Report every line from the following entries that contains the string "title".

─── Given information ───

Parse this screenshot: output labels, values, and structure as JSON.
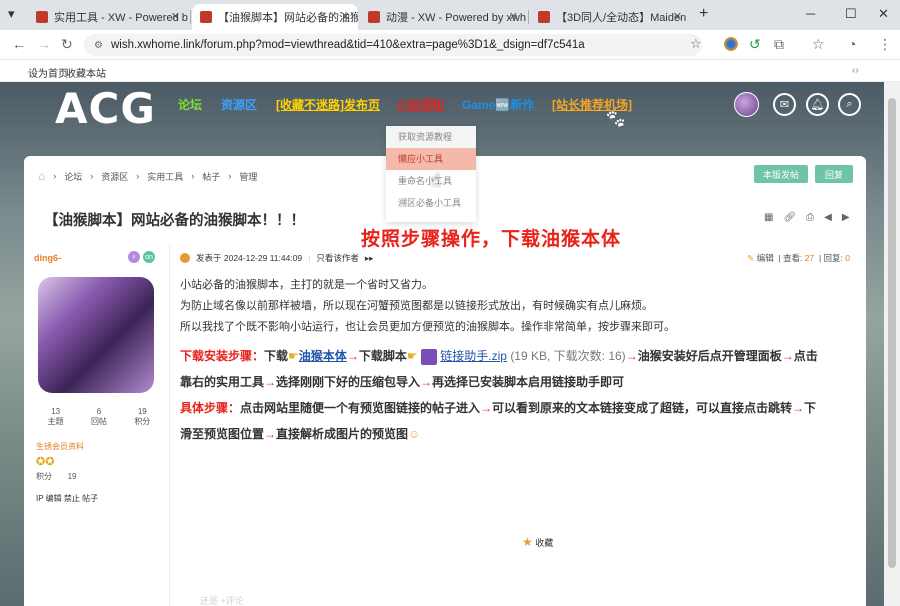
{
  "browser": {
    "tabs": [
      {
        "title": "实用工具 - XW - Powered by"
      },
      {
        "title": "【油猴脚本】网站必备的油猴脚"
      },
      {
        "title": "动漫 - XW - Powered by xwh"
      },
      {
        "title": "【3D同人/全动态】Maiden M"
      }
    ],
    "new_tab": "+",
    "url": "wish.xwhome.link/forum.php?mod=viewthread&tid=410&extra=page%3D1&_dsign=df7c541a",
    "bookmarks": [
      "设为首页",
      "收藏本站"
    ]
  },
  "header": {
    "logo": "ACG",
    "nav": [
      {
        "label": "论坛",
        "color": "#7be030"
      },
      {
        "label": "资源区",
        "color": "#3aa0ff"
      },
      {
        "label": "[收藏不迷路]发布页",
        "color": "#ffd200"
      },
      {
        "label": "小站须知",
        "color": "#e8231c"
      },
      {
        "label": "Game🆕新作",
        "color": "#1b8fe6"
      },
      {
        "label": "[站长推荐机场]",
        "color": "#f5a623"
      }
    ],
    "dropdown": [
      "获取资源教程",
      "懒应小工具",
      "重命名小工具",
      "溯区必备小工具"
    ]
  },
  "breadcrumb": [
    "论坛",
    "资源区",
    "实用工具",
    "帖子",
    "管理"
  ],
  "actions": {
    "new_post": "本版发帖",
    "reply": "回复"
  },
  "thread": {
    "title": "【油猴脚本】网站必备的油猴脚本！！！",
    "overlay_caption": "按照步骤操作，下载油猴本体"
  },
  "author": {
    "name": "ding6-",
    "stats": [
      {
        "value": "13",
        "label": "主题"
      },
      {
        "value": "6",
        "label": "回帖"
      },
      {
        "value": "19",
        "label": "积分"
      }
    ],
    "group_link": "生锈会员资料",
    "points_label": "积分",
    "points_value": "19",
    "actions": "IP 编辑 禁止 帖子"
  },
  "post": {
    "posted_at": "发表于 2024-12-29 11:44:09",
    "only_author": "只看该作者",
    "edit": "编辑",
    "views_label": "查看:",
    "views": "27",
    "replies_label": "回复:",
    "replies": "0",
    "para1": "小站必备的油猴脚本，主打的就是一个省时又省力。",
    "para2": "为防止域名像以前那样被墙，所以现在河蟹预览图都是以链接形式放出，有时候确实有点儿麻烦。",
    "para3": "所以我找了个既不影响小站运行，也让会员更加方便预览的油猴脚本。操作非常简单，按步骤来即可。",
    "step1_label": "下载安装步骤：",
    "step1_a": "下载",
    "step1_link1": "油猴本体",
    "step1_b": "下载脚本",
    "attachment": "链接助手.zip",
    "attachment_info": "(19 KB, 下载次数: 16)",
    "step1_c": "油猴安装好后点开管理面板",
    "step1_d": "点击",
    "step1_e": "靠右的实用工具",
    "step1_f": "选择刚刚下好的压缩包导入",
    "step1_g": "再选择已安装脚本启用链接助手即可",
    "step2_label": "具体步骤：",
    "step2_a": "点击网站里随便一个有预览图链接的帖子进入",
    "step2_b": "可以看到原来的文本链接变成了超链，可以直接点击跳转",
    "step2_c": "下",
    "step2_d": "滑至预览图位置",
    "step2_e": "直接解析成图片的预览图",
    "collect": "收藏"
  },
  "footer_hint": "还是    +评论"
}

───

**Exercise solution:**
        "title": "实用工具 - XW - Powered by"
        "title": "【油猴脚本】网站必备的油猴脚"
        "title": "动漫 - XW - Powered by xwh"
        "title": "【3D同人/全动态】Maiden M"
    "title": "【油猴脚本】网站必备的油猴脚本！！！",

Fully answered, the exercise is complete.